Three years ago, Lisa Smith got a soul-crushing phone call regarding her 17-month-old daughter, Mia. The toddler was found unresponsive at her in-home day care in Pella, Iowa, after she was put down for a nap in a car seat.
According to the Des Moines Register, the daycare provider never told Smith that she regularly used a car seat for the toddler's nap time, nor that, while she took her own child to see a doctor, the provider left Mia sleeping under the supervision of an adult who wasn't certified in child care.

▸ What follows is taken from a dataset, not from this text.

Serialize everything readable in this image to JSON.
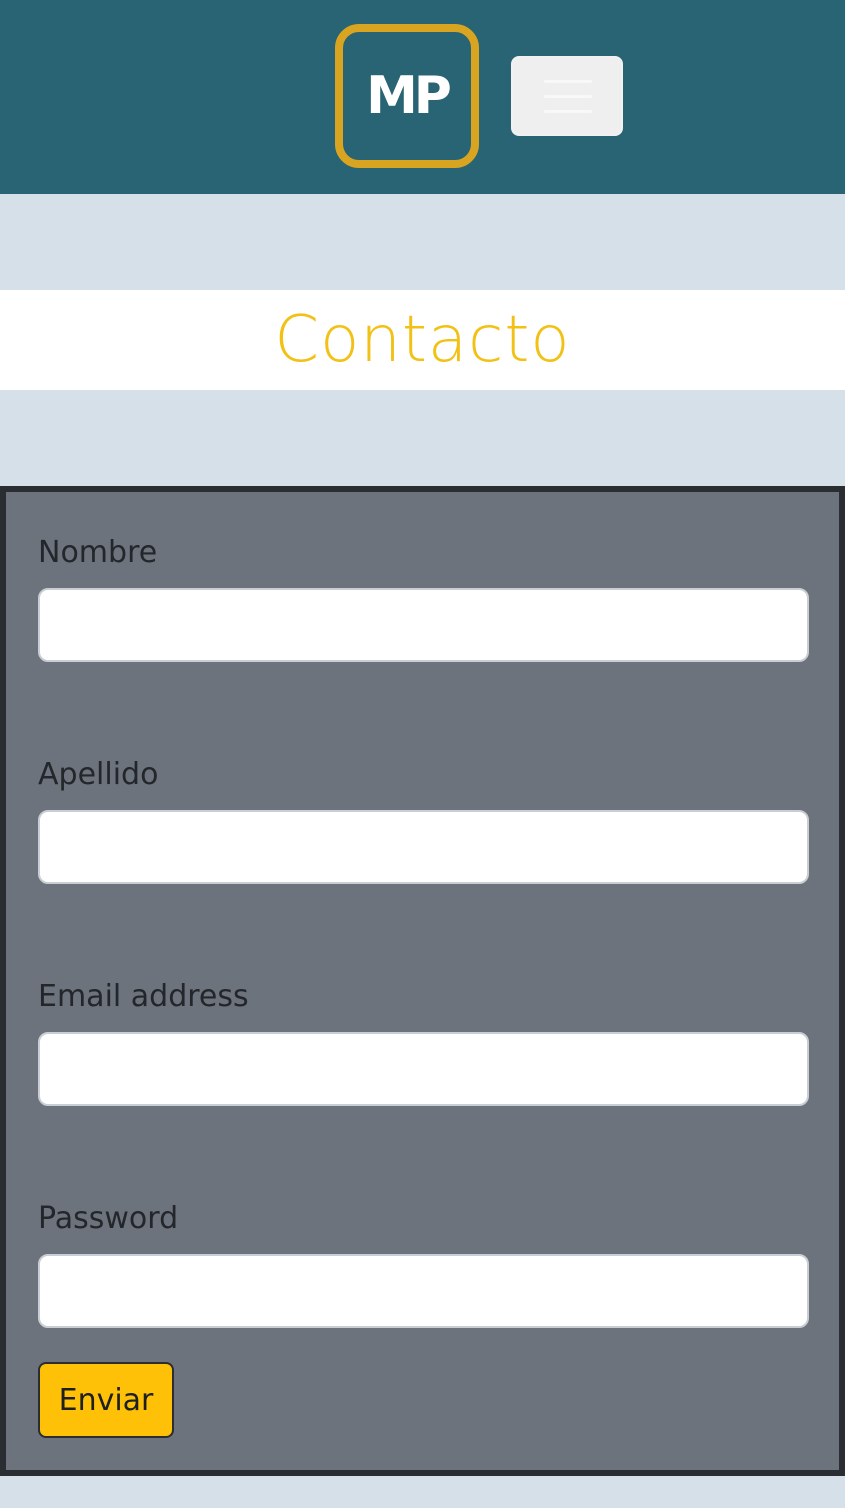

An investigation determined that Mia died of mechanical or positional asphyxia, which occurs when one's position prevents the child from breathing adequately. The sleeping Mia couldn't breathe while she was partially strapped into the car seat on the day care's floor.
Since her tragic loss, Smith continues to speak out about the dangers of letting children sleep in car seats outside of the vehicle. She also urges parents to check on sleeping arrangements with daycare providers.
"We want to share our story because we hope no family will ever have to experience this kind of pain and loss. Sadly, there seems to be a shocking cultural acceptance to use car seats in ways that are unsafe for children of all ages and an overwhelming lack of awareness to the dangers of placing a child unsupervised in a car seat to sleep," she wrote on Facebook.
Pediatricians warn that devices like car seats and swings that position infants on an incline are unsafe for sleeping and may allow a young child's head to roll forward, leading to suffocation and death.
"When a car seat is in the car, it's reclined at 45 degrees. This allows the baby's head and neck to rest backwards so that it's not slumped forward and blocking the airway," said Dr. Natalie Azar, an NBC News medical contributor.
If your baby falls asleep in the car, the safest thing would be to transfer them to a flat, firm sleeping surface like a mattress or crib.
Smith often sees babies kept in car seats at restaurants, on grocery store carts and along the pews in churches, but she hopes to change that.
"The hardest part is that this was so easily prevented. And we lost a daughter needlessly. No family deserves this," she told "Today."